Start of Records for this exercise

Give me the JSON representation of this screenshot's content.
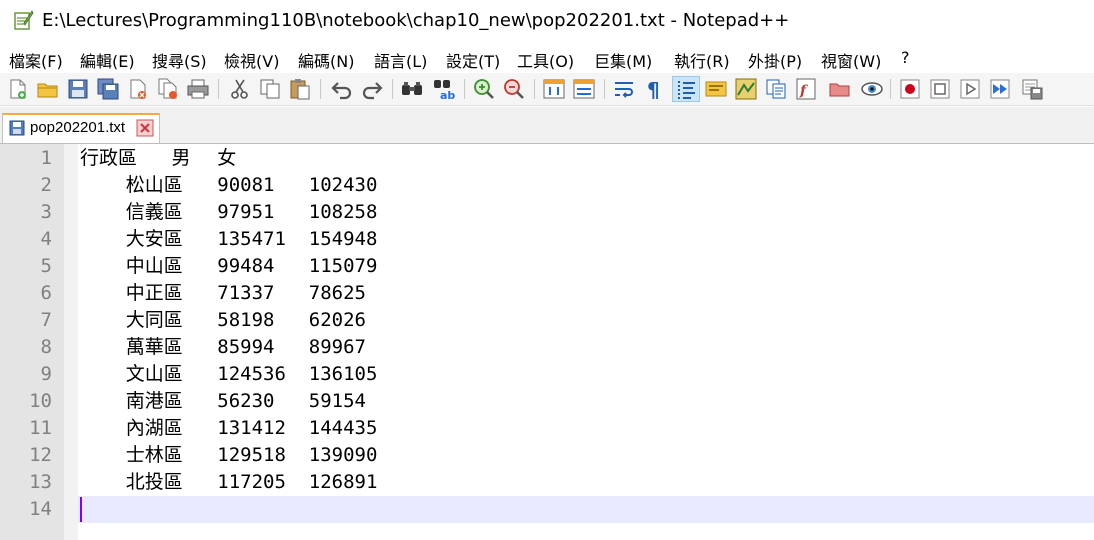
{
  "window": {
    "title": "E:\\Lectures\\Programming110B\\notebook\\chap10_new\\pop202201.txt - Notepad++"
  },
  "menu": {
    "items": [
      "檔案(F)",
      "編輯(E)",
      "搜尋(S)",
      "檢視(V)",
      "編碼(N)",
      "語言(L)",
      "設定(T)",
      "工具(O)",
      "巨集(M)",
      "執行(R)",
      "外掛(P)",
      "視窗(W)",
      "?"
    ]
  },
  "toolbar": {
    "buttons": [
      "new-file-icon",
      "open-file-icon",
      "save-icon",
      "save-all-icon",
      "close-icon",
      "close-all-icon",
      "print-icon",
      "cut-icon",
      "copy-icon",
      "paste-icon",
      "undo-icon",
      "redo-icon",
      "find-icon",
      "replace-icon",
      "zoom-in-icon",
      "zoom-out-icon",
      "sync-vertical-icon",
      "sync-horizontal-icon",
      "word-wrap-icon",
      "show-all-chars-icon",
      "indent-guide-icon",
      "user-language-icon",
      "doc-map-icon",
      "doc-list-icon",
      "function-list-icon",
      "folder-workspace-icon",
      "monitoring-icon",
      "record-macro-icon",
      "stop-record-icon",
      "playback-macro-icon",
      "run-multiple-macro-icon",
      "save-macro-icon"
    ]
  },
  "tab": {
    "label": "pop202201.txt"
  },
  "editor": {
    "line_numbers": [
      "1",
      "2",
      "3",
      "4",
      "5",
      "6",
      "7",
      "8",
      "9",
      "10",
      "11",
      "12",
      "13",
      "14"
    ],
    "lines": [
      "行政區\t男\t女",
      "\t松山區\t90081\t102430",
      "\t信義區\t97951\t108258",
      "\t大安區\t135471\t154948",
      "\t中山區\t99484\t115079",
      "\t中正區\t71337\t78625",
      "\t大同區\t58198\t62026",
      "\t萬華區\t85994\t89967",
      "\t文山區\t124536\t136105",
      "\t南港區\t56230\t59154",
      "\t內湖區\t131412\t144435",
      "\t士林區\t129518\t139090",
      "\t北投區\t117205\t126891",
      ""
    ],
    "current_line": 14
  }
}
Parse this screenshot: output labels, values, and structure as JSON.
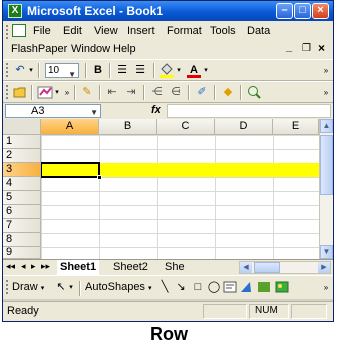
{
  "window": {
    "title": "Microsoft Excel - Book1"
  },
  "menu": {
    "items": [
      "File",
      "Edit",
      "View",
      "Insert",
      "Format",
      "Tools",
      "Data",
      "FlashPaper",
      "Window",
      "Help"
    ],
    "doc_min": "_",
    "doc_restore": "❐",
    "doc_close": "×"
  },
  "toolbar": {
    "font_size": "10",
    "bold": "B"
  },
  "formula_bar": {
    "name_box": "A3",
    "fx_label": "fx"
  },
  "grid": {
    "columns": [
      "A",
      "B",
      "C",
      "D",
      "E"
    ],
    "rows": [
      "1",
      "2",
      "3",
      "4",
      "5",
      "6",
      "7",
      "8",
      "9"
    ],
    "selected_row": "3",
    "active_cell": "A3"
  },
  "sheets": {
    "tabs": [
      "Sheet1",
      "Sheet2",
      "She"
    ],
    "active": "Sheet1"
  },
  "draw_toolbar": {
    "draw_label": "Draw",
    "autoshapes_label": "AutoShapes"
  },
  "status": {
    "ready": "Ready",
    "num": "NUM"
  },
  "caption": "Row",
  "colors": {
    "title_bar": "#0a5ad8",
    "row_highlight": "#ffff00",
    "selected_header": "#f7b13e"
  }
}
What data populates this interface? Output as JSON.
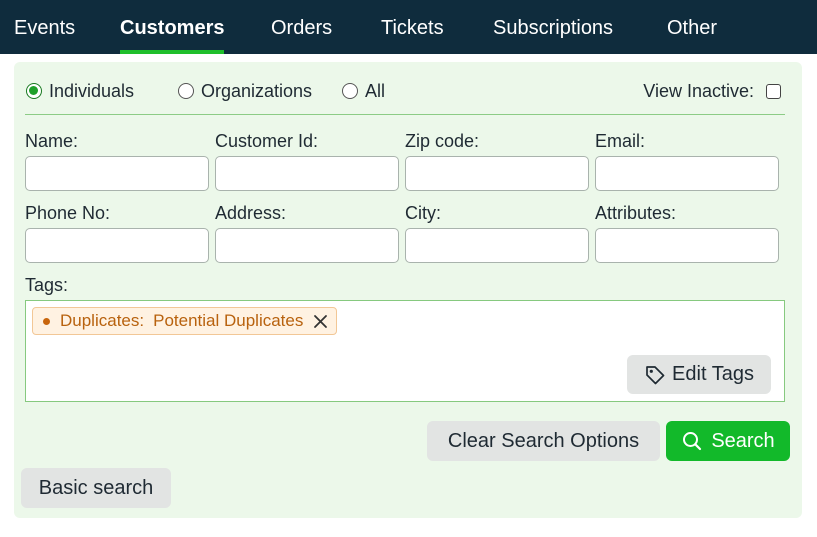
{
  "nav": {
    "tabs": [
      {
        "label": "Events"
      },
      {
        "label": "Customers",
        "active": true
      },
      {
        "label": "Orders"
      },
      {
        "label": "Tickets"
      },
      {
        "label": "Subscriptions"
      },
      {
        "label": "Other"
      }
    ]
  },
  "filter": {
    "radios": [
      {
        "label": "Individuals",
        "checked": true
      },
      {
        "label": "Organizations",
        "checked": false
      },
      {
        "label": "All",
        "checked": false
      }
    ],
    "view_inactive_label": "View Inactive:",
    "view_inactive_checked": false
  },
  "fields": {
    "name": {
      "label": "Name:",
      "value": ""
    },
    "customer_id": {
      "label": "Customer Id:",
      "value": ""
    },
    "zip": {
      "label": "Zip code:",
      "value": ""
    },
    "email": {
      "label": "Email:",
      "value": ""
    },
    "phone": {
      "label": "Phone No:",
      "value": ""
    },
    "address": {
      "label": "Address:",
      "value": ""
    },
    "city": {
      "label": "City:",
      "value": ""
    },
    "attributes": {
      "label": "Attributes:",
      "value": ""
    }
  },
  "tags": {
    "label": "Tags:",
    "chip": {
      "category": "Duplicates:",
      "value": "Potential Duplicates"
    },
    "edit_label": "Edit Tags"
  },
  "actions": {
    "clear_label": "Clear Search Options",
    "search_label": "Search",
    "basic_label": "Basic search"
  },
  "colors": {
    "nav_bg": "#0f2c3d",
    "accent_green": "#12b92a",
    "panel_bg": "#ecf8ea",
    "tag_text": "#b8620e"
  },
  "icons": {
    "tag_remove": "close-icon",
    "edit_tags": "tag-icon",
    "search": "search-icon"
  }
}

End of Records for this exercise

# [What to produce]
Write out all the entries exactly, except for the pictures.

# [Finished exercise]
Give me the JSON representation of this screenshot's content.
{
  "window": {
    "title": "E:\\Lectures\\Programming110B\\notebook\\chap10_new\\pop202201.txt - Notepad++"
  },
  "menu": {
    "items": [
      "檔案(F)",
      "編輯(E)",
      "搜尋(S)",
      "檢視(V)",
      "編碼(N)",
      "語言(L)",
      "設定(T)",
      "工具(O)",
      "巨集(M)",
      "執行(R)",
      "外掛(P)",
      "視窗(W)",
      "?"
    ]
  },
  "toolbar": {
    "buttons": [
      "new-file-icon",
      "open-file-icon",
      "save-icon",
      "save-all-icon",
      "close-icon",
      "close-all-icon",
      "print-icon",
      "cut-icon",
      "copy-icon",
      "paste-icon",
      "undo-icon",
      "redo-icon",
      "find-icon",
      "replace-icon",
      "zoom-in-icon",
      "zoom-out-icon",
      "sync-vertical-icon",
      "sync-horizontal-icon",
      "word-wrap-icon",
      "show-all-chars-icon",
      "indent-guide-icon",
      "user-language-icon",
      "doc-map-icon",
      "doc-list-icon",
      "function-list-icon",
      "folder-workspace-icon",
      "monitoring-icon",
      "record-macro-icon",
      "stop-record-icon",
      "playback-macro-icon",
      "run-multiple-macro-icon",
      "save-macro-icon"
    ]
  },
  "tab": {
    "label": "pop202201.txt"
  },
  "editor": {
    "line_numbers": [
      "1",
      "2",
      "3",
      "4",
      "5",
      "6",
      "7",
      "8",
      "9",
      "10",
      "11",
      "12",
      "13",
      "14"
    ],
    "lines": [
      "行政區\t男\t女",
      "\t松山區\t90081\t102430",
      "\t信義區\t97951\t108258",
      "\t大安區\t135471\t154948",
      "\t中山區\t99484\t115079",
      "\t中正區\t71337\t78625",
      "\t大同區\t58198\t62026",
      "\t萬華區\t85994\t89967",
      "\t文山區\t124536\t136105",
      "\t南港區\t56230\t59154",
      "\t內湖區\t131412\t144435",
      "\t士林區\t129518\t139090",
      "\t北投區\t117205\t126891",
      ""
    ],
    "current_line": 14
  }
}
Parse this screenshot: output labels, values, and structure as JSON.
{
  "window": {
    "title": "Microsoft Excel - Book1"
  },
  "menu": {
    "items": [
      "File",
      "Edit",
      "View",
      "Insert",
      "Format",
      "Tools",
      "Data",
      "FlashPaper",
      "Window",
      "Help"
    ],
    "doc_min": "_",
    "doc_restore": "❐",
    "doc_close": "×"
  },
  "toolbar": {
    "font_size": "10",
    "bold": "B"
  },
  "formula_bar": {
    "name_box": "A3",
    "fx_label": "fx"
  },
  "grid": {
    "columns": [
      "A",
      "B",
      "C",
      "D",
      "E"
    ],
    "rows": [
      "1",
      "2",
      "3",
      "4",
      "5",
      "6",
      "7",
      "8",
      "9"
    ],
    "selected_row": "3",
    "active_cell": "A3"
  },
  "sheets": {
    "tabs": [
      "Sheet1",
      "Sheet2",
      "She"
    ],
    "active": "Sheet1"
  },
  "draw_toolbar": {
    "draw_label": "Draw",
    "autoshapes_label": "AutoShapes"
  },
  "status": {
    "ready": "Ready",
    "num": "NUM"
  },
  "caption": "Row",
  "colors": {
    "title_bar": "#0a5ad8",
    "row_highlight": "#ffff00",
    "selected_header": "#f7b13e"
  }
}
What data populates this interface? Output as JSON.
{
  "nav": {
    "tabs": [
      {
        "label": "Events"
      },
      {
        "label": "Customers",
        "active": true
      },
      {
        "label": "Orders"
      },
      {
        "label": "Tickets"
      },
      {
        "label": "Subscriptions"
      },
      {
        "label": "Other"
      }
    ]
  },
  "filter": {
    "radios": [
      {
        "label": "Individuals",
        "checked": true
      },
      {
        "label": "Organizations",
        "checked": false
      },
      {
        "label": "All",
        "checked": false
      }
    ],
    "view_inactive_label": "View Inactive:",
    "view_inactive_checked": false
  },
  "fields": {
    "name": {
      "label": "Name:",
      "value": ""
    },
    "customer_id": {
      "label": "Customer Id:",
      "value": ""
    },
    "zip": {
      "label": "Zip code:",
      "value": ""
    },
    "email": {
      "label": "Email:",
      "value": ""
    },
    "phone": {
      "label": "Phone No:",
      "value": ""
    },
    "address": {
      "label": "Address:",
      "value": ""
    },
    "city": {
      "label": "City:",
      "value": ""
    },
    "attributes": {
      "label": "Attributes:",
      "value": ""
    }
  },
  "tags": {
    "label": "Tags:",
    "chip": {
      "category": "Duplicates:",
      "value": "Potential Duplicates"
    },
    "edit_label": "Edit Tags"
  },
  "actions": {
    "clear_label": "Clear Search Options",
    "search_label": "Search",
    "basic_label": "Basic search"
  },
  "colors": {
    "nav_bg": "#0f2c3d",
    "accent_green": "#12b92a",
    "panel_bg": "#ecf8ea",
    "tag_text": "#b8620e"
  },
  "icons": {
    "tag_remove": "close-icon",
    "edit_tags": "tag-icon",
    "search": "search-icon"
  }
}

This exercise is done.